One way to identify a plant is by the leaf, but even then it is easy to make a mistake. Many leaves are similar. The easiest way is to see the plant’s fruit. What does the plant produce? That tells you what kind of plant it is. What is the fruit of the life of the person you are wondering about? Is their home full of peace and love? Are their followers loving and kind? Does their teaching humble the listener or make them proud about having some secret wisdom? A false teacher can imitate the gifts of the Spirit, but they cannot for long imitate the fruit of the Spirit. Watch them when they are not in front of their audience. See them when they think no one else is watching, and you will soon know what kind of tree they are.

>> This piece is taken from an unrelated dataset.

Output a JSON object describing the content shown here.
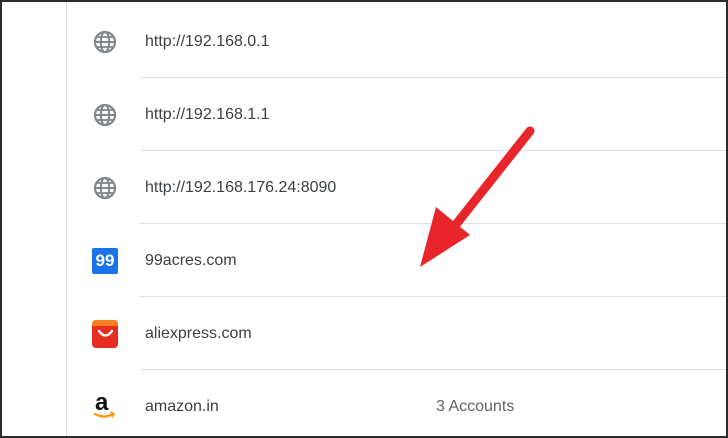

The same is true for us. Do you know what kind of tree you are? What would an unbiased observer of your life conclude? Would they say you are a grapevine or a thornbush, a fig tree or thistle? Sometimes we believe we are something we are not. Look at your fruit, and be honest with what your fruit really is. That is the first step toward the transformation that the life of Christ in you will produce.
Remember: Become His fruit and you will bear His fruit.